Sometimes, the only way to repair a degenerated, damaged, or diseased shoulder joint is with surgery. The idea behind the surgery is to return the shoulder to its former function and restore pain free motion. The most common surgeries are for dislocation, rotator cuff tears, and separations.
While shoulder surgery is quite common, it is a major procedure flush with risks and complications. Before getting surgery, get second opinions, and make sure you know about treatment options and risks.
Types of Shoulder Surgeries
- Arthroscopy uses an instrument called an arthroscope. Containing a small camera, it is inserted into joints via an incision. The doctor views transmitted images to a video screen while they perform the procedure. Arthroscopy is used for dislocations, tendonitis, certain rotator cuff and soft tissue issues, torn ligaments and cartilage, and frozen shoulder.
- Rotator cuff repair involves surgery to repair tendons pulled off the humerus. The surgeon may use an arthroscope to manage a minimally invasive procedure to reattach rotator cuff tendons. Overall, the surgery involves stitching the ripped tendon back to the arm bone.
- Arthroplasty is a procedure where a diseased joint is resurfaced or replaced. The surgeon removes damaged or arthritic bone areas and inserts a prosthesis implant or artificial material. This operation is applied to shoulders with degenerative diseases like rheumatoid arthritis or osteoarthritis.
- Damage to soft tissue in the shoulder muscle can be the result of a strain, sprain, blow, or overuse of the shoulder. This injury is broken into four classifications. Grade four injuries usually require surgery. The greatest risk with this damage is it can be difficult to diagnose and many victims fail to get treatment quickly.
Sometimes, the newest forms of minimally invasive surgery options may not be viable. The situation with the shoulder may require open surgery to get better results. It is often performed through small incisions measuring only a few inches.
After surgery, be mindful of fever – usually the day following procedures – increased swelling or pain, signs of infection (warmth, redness or tenderness), excessive bleeding, or tingling or numbness in the hand or arm. Contact the doctor if you experience any of this.
It will be important to maintain any and all recommended programs to recover use of the shoulder.
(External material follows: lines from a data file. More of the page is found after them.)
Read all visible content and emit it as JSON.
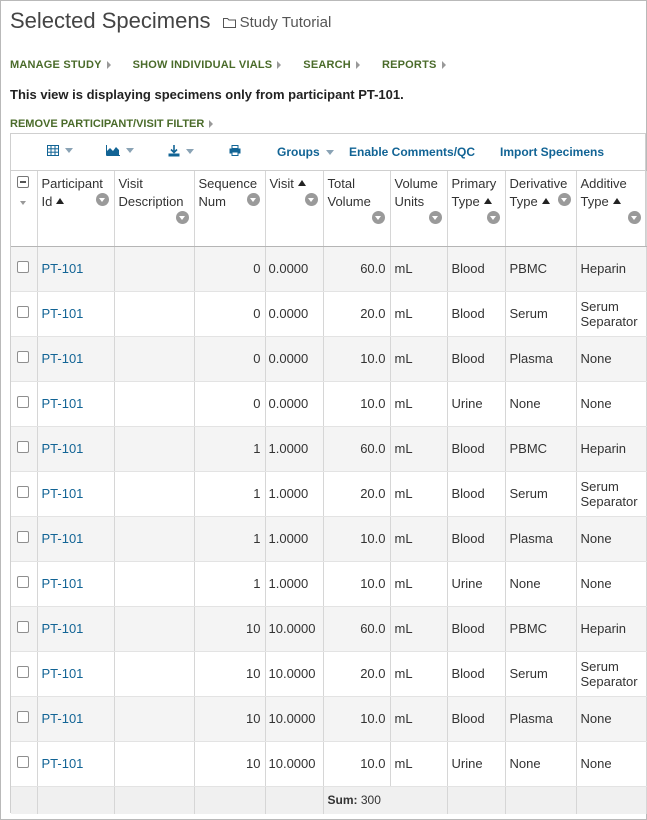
{
  "page": {
    "title": "Selected Specimens",
    "folder": "Study Tutorial"
  },
  "menu": [
    {
      "label": "MANAGE STUDY"
    },
    {
      "label": "SHOW INDIVIDUAL VIALS"
    },
    {
      "label": "SEARCH"
    },
    {
      "label": "REPORTS"
    }
  ],
  "info_text": "This view is displaying specimens only from participant PT-101.",
  "filter_link": "REMOVE PARTICIPANT/VISIT FILTER",
  "toolbar": {
    "groups": "Groups",
    "comments": "Enable Comments/QC",
    "import": "Import Specimens"
  },
  "columns": [
    {
      "label": "Participant Id"
    },
    {
      "label": "Visit Description"
    },
    {
      "label": "Sequence Num"
    },
    {
      "label": "Visit"
    },
    {
      "label": "Total Volume"
    },
    {
      "label": "Volume Units"
    },
    {
      "label": "Primary Type"
    },
    {
      "label": "Derivative Type"
    },
    {
      "label": "Additive Type"
    }
  ],
  "rows": [
    {
      "participant": "PT-101",
      "visit_desc": "",
      "seq": "0",
      "visit": "0.0000",
      "volume": "60.0",
      "units": "mL",
      "primary": "Blood",
      "derivative": "PBMC",
      "additive": "Heparin"
    },
    {
      "participant": "PT-101",
      "visit_desc": "",
      "seq": "0",
      "visit": "0.0000",
      "volume": "20.0",
      "units": "mL",
      "primary": "Blood",
      "derivative": "Serum",
      "additive": "Serum Separator"
    },
    {
      "participant": "PT-101",
      "visit_desc": "",
      "seq": "0",
      "visit": "0.0000",
      "volume": "10.0",
      "units": "mL",
      "primary": "Blood",
      "derivative": "Plasma",
      "additive": "None"
    },
    {
      "participant": "PT-101",
      "visit_desc": "",
      "seq": "0",
      "visit": "0.0000",
      "volume": "10.0",
      "units": "mL",
      "primary": "Urine",
      "derivative": "None",
      "additive": "None"
    },
    {
      "participant": "PT-101",
      "visit_desc": "",
      "seq": "1",
      "visit": "1.0000",
      "volume": "60.0",
      "units": "mL",
      "primary": "Blood",
      "derivative": "PBMC",
      "additive": "Heparin"
    },
    {
      "participant": "PT-101",
      "visit_desc": "",
      "seq": "1",
      "visit": "1.0000",
      "volume": "20.0",
      "units": "mL",
      "primary": "Blood",
      "derivative": "Serum",
      "additive": "Serum Separator"
    },
    {
      "participant": "PT-101",
      "visit_desc": "",
      "seq": "1",
      "visit": "1.0000",
      "volume": "10.0",
      "units": "mL",
      "primary": "Blood",
      "derivative": "Plasma",
      "additive": "None"
    },
    {
      "participant": "PT-101",
      "visit_desc": "",
      "seq": "1",
      "visit": "1.0000",
      "volume": "10.0",
      "units": "mL",
      "primary": "Urine",
      "derivative": "None",
      "additive": "None"
    },
    {
      "participant": "PT-101",
      "visit_desc": "",
      "seq": "10",
      "visit": "10.0000",
      "volume": "60.0",
      "units": "mL",
      "primary": "Blood",
      "derivative": "PBMC",
      "additive": "Heparin"
    },
    {
      "participant": "PT-101",
      "visit_desc": "",
      "seq": "10",
      "visit": "10.0000",
      "volume": "20.0",
      "units": "mL",
      "primary": "Blood",
      "derivative": "Serum",
      "additive": "Serum Separator"
    },
    {
      "participant": "PT-101",
      "visit_desc": "",
      "seq": "10",
      "visit": "10.0000",
      "volume": "10.0",
      "units": "mL",
      "primary": "Blood",
      "derivative": "Plasma",
      "additive": "None"
    },
    {
      "participant": "PT-101",
      "visit_desc": "",
      "seq": "10",
      "visit": "10.0000",
      "volume": "10.0",
      "units": "mL",
      "primary": "Urine",
      "derivative": "None",
      "additive": "None"
    }
  ],
  "footer": {
    "sum_label": "Sum:",
    "sum_value": "300"
  },
  "colors": {
    "link": "#126495",
    "menu": "#4a6b2a"
  }
}
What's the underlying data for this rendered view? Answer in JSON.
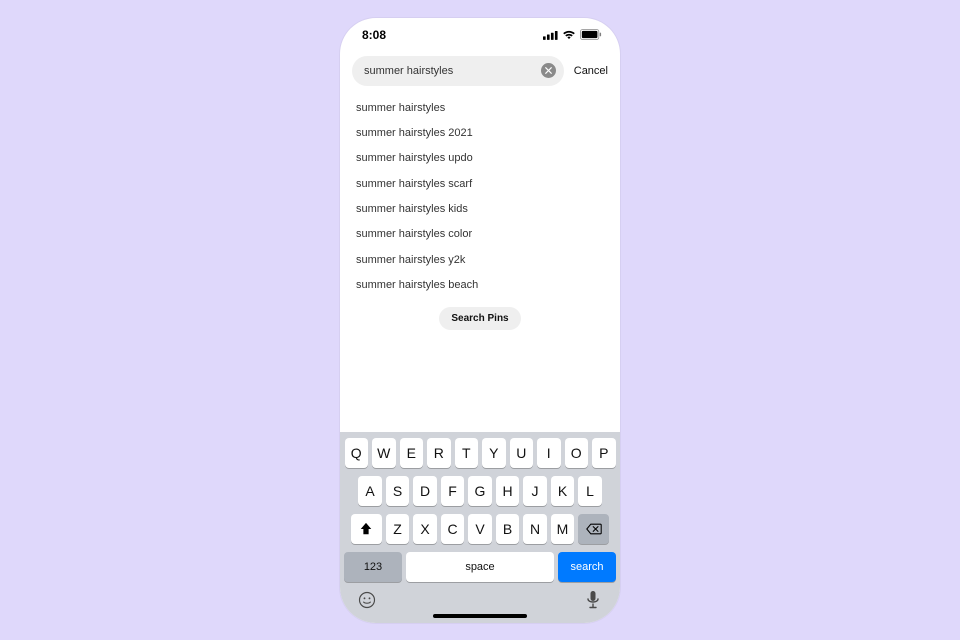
{
  "status": {
    "time": "8:08"
  },
  "search": {
    "query": "summer hairstyles",
    "cancel_label": "Cancel",
    "pins_button_label": "Search Pins"
  },
  "suggestions": [
    "summer hairstyles",
    "summer hairstyles 2021",
    "summer hairstyles updo",
    "summer hairstyles scarf",
    "summer hairstyles kids",
    "summer hairstyles color",
    "summer hairstyles y2k",
    "summer hairstyles beach"
  ],
  "keyboard": {
    "row1": [
      "Q",
      "W",
      "E",
      "R",
      "T",
      "Y",
      "U",
      "I",
      "O",
      "P"
    ],
    "row2": [
      "A",
      "S",
      "D",
      "F",
      "G",
      "H",
      "J",
      "K",
      "L"
    ],
    "row3": [
      "Z",
      "X",
      "C",
      "V",
      "B",
      "N",
      "M"
    ],
    "num_label": "123",
    "space_label": "space",
    "action_label": "search"
  }
}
There could be daily strengthening, stretching, physical therapy, rehabilitation, or rest. Your orthopedic professional – adept in the diagnosis of musculoskeletal systems – will be able to ascertain the best medical outcomes after surgery.